Thou shalt also make a table of shittim wood: two cubits shall be the length thereof, and a cubit the breadth thereof, and a cubit and a half the height thereof.
This table was to stand not in the holy of holies, (nothing was in that but the ark with its appurtenances) but in the outer part of the tabernacle, called the sanctuary or holy place. This table was to be always furnished with the shew-bread, or bread of faces, twelve loaves, one for each tribe, set in two rows, six in a row. As the ark signified God's being present with them, so the twelve loaves signified their being presented to God. This bread was designed to be, a thankful acknowledgment of God's goodness to them in giving them their daily bread, a token of their communion with God; this bread on God's table being made of the same corn as the bread on their own tables. And a type of the spiritual provision which is made in the church, by the gospel of Christ, for all that are made priests to our God.
And thou shalt make a candlestick of pure gold: of beaten work shall the candlestick be made: his shaft, and his branches, his bowls, his knops, and his flowers, shall be of the same.
This candlestick had many branches drawn from the main shaft, which had not only bowls to put the oil and the kindled wick in for necessity, but knops made in the form of a pomegranate and flowers for ornament. The tabernacle had no windows, all its light was candle-light, which notes the comparative darkness of that dispensation, while the sun of righteousness was not as yet risen, nor had the day-star from on high visited his church. Yet God left not himself without witness, nor them without instruction; the commandment was a lamp, and the law a light, and the prophets were branches from that lamp, which gave light in their several ages. The church is still dark, as the tabernacle was, in comparison with what it will be in heaven: but the word of God is the candlestick, a light burning in a dark place.

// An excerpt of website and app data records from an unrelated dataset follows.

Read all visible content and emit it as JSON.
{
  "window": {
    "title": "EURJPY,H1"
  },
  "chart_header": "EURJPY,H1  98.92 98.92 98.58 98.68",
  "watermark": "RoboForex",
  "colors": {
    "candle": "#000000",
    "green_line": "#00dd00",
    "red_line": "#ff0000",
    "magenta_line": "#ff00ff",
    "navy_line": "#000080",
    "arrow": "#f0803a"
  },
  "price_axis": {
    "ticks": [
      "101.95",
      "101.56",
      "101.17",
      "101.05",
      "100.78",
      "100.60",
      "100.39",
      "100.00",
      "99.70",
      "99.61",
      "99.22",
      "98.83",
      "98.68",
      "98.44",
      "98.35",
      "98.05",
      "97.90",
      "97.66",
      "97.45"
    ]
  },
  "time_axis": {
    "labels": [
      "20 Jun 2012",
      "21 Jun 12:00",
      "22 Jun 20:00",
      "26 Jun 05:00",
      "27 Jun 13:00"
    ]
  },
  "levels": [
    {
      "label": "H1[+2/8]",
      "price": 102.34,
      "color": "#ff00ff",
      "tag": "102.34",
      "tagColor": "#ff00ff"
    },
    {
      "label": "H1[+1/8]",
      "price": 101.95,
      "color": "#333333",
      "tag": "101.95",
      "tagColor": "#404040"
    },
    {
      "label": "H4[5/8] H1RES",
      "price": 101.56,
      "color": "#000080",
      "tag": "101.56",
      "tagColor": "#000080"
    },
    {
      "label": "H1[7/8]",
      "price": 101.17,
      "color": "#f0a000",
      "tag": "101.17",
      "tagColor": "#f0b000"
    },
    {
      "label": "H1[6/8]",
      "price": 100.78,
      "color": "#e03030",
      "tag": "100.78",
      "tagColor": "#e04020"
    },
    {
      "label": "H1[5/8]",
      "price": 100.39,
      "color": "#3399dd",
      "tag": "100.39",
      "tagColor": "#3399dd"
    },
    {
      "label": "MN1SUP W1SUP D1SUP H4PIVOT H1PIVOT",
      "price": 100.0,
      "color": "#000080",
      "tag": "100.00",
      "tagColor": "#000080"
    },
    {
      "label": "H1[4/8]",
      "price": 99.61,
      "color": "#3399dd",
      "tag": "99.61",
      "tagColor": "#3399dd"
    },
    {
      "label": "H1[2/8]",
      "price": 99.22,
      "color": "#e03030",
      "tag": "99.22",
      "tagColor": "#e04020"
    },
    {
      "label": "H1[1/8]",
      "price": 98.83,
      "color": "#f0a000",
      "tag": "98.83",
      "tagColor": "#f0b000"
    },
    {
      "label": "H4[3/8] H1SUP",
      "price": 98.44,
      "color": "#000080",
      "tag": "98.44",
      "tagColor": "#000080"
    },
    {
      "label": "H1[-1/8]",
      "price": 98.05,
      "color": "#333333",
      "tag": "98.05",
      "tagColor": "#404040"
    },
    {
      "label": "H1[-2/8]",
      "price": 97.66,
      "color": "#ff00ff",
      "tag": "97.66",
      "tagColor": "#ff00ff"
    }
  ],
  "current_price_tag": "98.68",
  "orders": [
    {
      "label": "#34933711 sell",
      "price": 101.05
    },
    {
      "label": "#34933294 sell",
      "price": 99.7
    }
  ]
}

These files are public domain and are a derivative of an electronic edition that is available on the Christian Classics Ethereal Library Website.
Wesley, John. "Commentary on Exodus 25". "John Wesley's Explanatory Notes on the Whole Bible". https://www.studylight.org/
the Third Sunday after Epiphany